In 1993, he lost his eye when he dropped a loaded handgun which shot him in the face. He has worn his hallmark eyepatch ever since.
That year, the Waco siege deeply affected him. Ending in the deaths of more than 70 members of an armed Christian sect, he saw it as illustrative of the danger of government power.
After college, his first politically oriented job was supervising interns in Washington, D.C., for Libertarian Ron Paul, then a Republican congressman from Texas.
Rhodes subsequently attended Yale Law School, graduating in 2004, and clerked for Arizona Supreme Court Justice Michael D. Ryan. He later volunteered on Paul’s failed 2008 presidential campaign.

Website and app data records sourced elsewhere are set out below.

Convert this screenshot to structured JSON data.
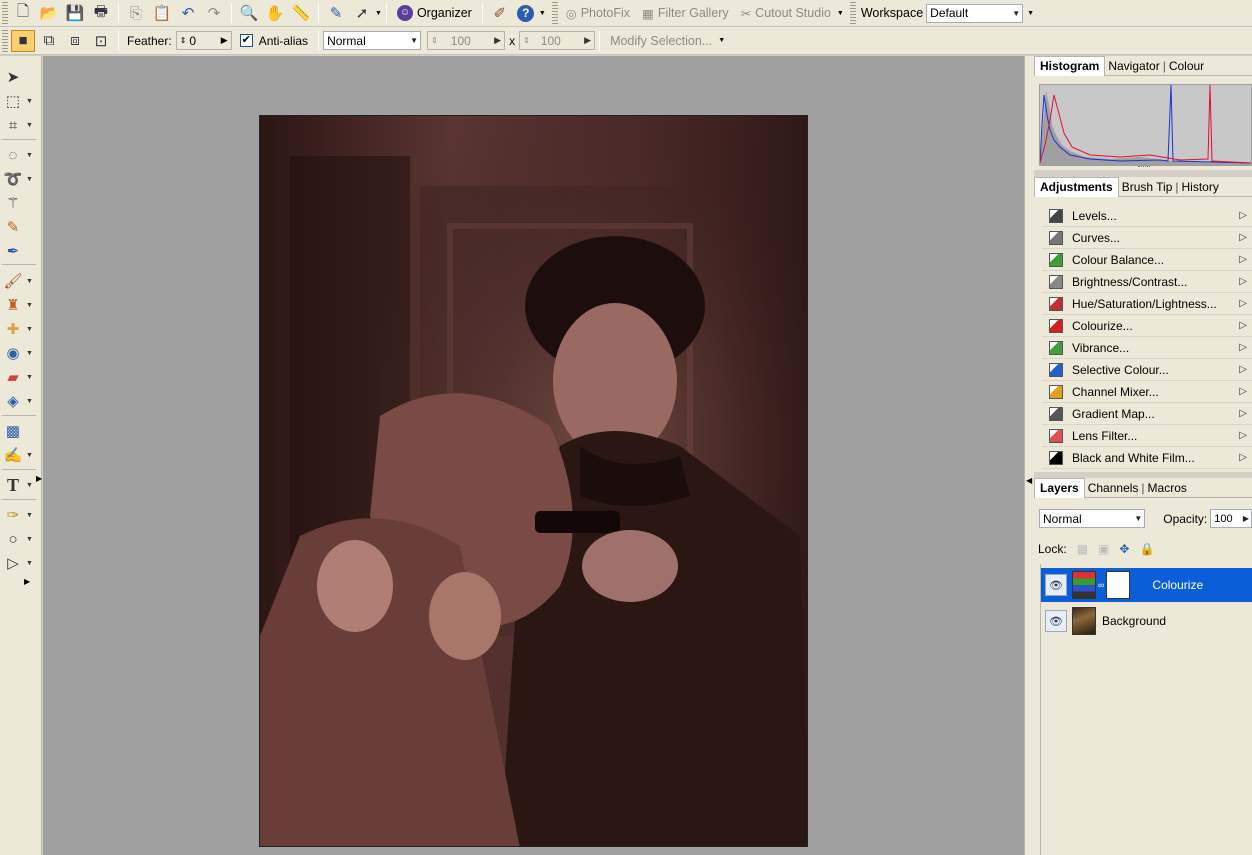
{
  "toolbar": {
    "organizer_label": "Organizer",
    "photofix_label": "PhotoFix",
    "filter_gallery_label": "Filter Gallery",
    "cutout_studio_label": "Cutout Studio",
    "workspace_label": "Workspace",
    "workspace_value": "Default"
  },
  "options": {
    "feather_label": "Feather:",
    "feather_value": "0",
    "antialias_label": "Anti-alias",
    "antialias_checked": true,
    "style_value": "Normal",
    "width_value": "100",
    "times_label": "x",
    "height_value": "100",
    "modify_selection_label": "Modify Selection..."
  },
  "panels": {
    "histogram_tabs": [
      "Histogram",
      "Navigator",
      "Colour"
    ],
    "adjustment_tabs": [
      "Adjustments",
      "Brush Tip",
      "History"
    ],
    "adjustments": [
      {
        "label": "Levels...",
        "icon": "levels-icon",
        "color": "#444444"
      },
      {
        "label": "Curves...",
        "icon": "curves-icon",
        "color": "#777777"
      },
      {
        "label": "Colour Balance...",
        "icon": "colour-balance-icon",
        "color": "#3aa03a"
      },
      {
        "label": "Brightness/Contrast...",
        "icon": "brightness-icon",
        "color": "#888888"
      },
      {
        "label": "Hue/Saturation/Lightness...",
        "icon": "hue-saturation-icon",
        "color": "#c03030"
      },
      {
        "label": "Colourize...",
        "icon": "colourize-icon",
        "color": "#d02020"
      },
      {
        "label": "Vibrance...",
        "icon": "vibrance-icon",
        "color": "#40a040"
      },
      {
        "label": "Selective Colour...",
        "icon": "selective-colour-icon",
        "color": "#2060d0"
      },
      {
        "label": "Channel Mixer...",
        "icon": "channel-mixer-icon",
        "color": "#e0a020"
      },
      {
        "label": "Gradient Map...",
        "icon": "gradient-map-icon",
        "color": "#555555"
      },
      {
        "label": "Lens Filter...",
        "icon": "lens-filter-icon",
        "color": "#e05050"
      },
      {
        "label": "Black and White Film...",
        "icon": "black-white-icon",
        "color": "#000000"
      }
    ],
    "layers_tabs": [
      "Layers",
      "Channels",
      "Macros"
    ],
    "blend_mode": "Normal",
    "opacity_label": "Opacity:",
    "opacity_value": "100",
    "lock_label": "Lock:",
    "layers": [
      {
        "name": "Colourize",
        "selected": true
      },
      {
        "name": "Background",
        "selected": false
      }
    ]
  }
}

Following his experience with the Paul campaign, Rhodes published one of his first political diatribes. Appearing on his blog in January 2008, the post blasted political opponents’ charges that Paul was linked to hate groups and racists. (The congressman’s Ron Paul Report, in fact, did contain many racist statements over the years, but Paul has claimed that he did not write or read them). Using the fevered language that would become his trademark, Rhodes railed against the ‘full-blown smear campaign.’ Calling it a ‘lame attempt at guilt by association’ and ‘stupid,’ he added, ‘This only tells me that Ron Paul is a real threat to the political establishment, and they are pulling out all the stops in an attempt to stop the Ron Paul Revolution.’
Rhodes went on to disclose that his maternal ancestors were Hispanic and ‘American-Indian,’ and made the argument that because he was ‘mixed-race’ and saw no indication of racism, the claims against Paul had no merit.
Rhodes then took a hard-right turn away from electoral politics in 2009, forming the Oath Keepers, a Nevada nonprofit organization.
He began recruiting current and former military officers, veterans and police officers, and started the Oath Keepers blog.
At a rally in Lexington, Massachusetts on April 19, 2009, Rhodes officially launched the Oath Keepers before a large crowd of first responders.
Rhodes moved from Nevada to Montana, relocating his law practice and joining a growing movement presence in the Big Sky state. He registered the group as a non-profit and created a board of directors, in a bid to give his group legitimacy – carefully avoiding the word ‘militia’, condemning racism, and stating on the blog that members were only to fight as a last resort.
‘Our would-be slave masters are greatly underestimating the resolve and military capability of the people,’ Rhodes wrote on his blog.
By 2011, the Oath Keepers had members in every state, Rhodes said, the group was claiming to have more than 30,000 people on its membership rolls, although that is an unverifiable and highly unlikely number.
Rhodes’ fervent call to resist perceived government overreach has been amplified with frequent media appearances on platforms offered by megaphone-wielding demagogues such as radio conspiracy-monger Alex Jones, and through alliances with right-wing groups, including extreme Tea Party factions.
He embraced Donald Trump, seeing him as a president who, at last, aligned with their ‘patriotic’ interests.
Rhodes was quick to defend Kenosha gunman Kyle Rittenhouse after he shot and killed two BLM protesters in August 2020, calling him ‘a Hero, a Patriot’ on Twitter.
When a Trump supporter was killed later that week in Portland, Oregon, Rhodes declared: ‘Civil war is here, right now.’
He was then banned from the platform for inciting violence.